─── ENTRIES SUPPLIED
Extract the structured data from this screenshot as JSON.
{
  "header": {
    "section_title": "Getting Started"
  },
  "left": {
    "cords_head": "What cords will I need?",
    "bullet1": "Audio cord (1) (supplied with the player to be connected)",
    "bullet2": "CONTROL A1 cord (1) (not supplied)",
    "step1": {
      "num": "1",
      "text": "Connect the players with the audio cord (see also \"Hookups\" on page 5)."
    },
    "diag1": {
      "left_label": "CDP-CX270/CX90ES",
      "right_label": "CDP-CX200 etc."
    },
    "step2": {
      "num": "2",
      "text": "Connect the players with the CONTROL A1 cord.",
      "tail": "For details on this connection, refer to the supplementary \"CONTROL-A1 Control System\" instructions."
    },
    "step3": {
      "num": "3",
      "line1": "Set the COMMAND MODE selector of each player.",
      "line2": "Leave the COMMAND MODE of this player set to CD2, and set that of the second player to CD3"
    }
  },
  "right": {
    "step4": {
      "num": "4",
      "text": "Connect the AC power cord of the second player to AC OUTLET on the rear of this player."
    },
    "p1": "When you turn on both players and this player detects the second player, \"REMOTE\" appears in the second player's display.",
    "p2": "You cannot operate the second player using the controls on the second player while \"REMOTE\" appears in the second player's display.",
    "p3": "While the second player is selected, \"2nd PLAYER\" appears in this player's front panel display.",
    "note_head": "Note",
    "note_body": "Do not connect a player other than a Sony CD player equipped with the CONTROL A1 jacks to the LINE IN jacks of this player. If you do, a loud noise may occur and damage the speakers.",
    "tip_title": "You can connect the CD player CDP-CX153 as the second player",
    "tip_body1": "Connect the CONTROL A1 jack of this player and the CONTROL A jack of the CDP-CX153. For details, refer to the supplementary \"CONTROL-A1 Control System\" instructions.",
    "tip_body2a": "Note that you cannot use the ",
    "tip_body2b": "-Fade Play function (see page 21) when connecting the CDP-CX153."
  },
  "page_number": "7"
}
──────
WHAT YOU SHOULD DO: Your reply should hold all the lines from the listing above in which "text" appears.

YOUR RESPONSE:
      "text": "Connect the players with the audio cord (see also \"Hookups\" on page 5)."
      "text": "Connect the players with the CONTROL A1 cord.",
      "text": "Connect the AC power cord of the second player to AC OUTLET on the rear of this player."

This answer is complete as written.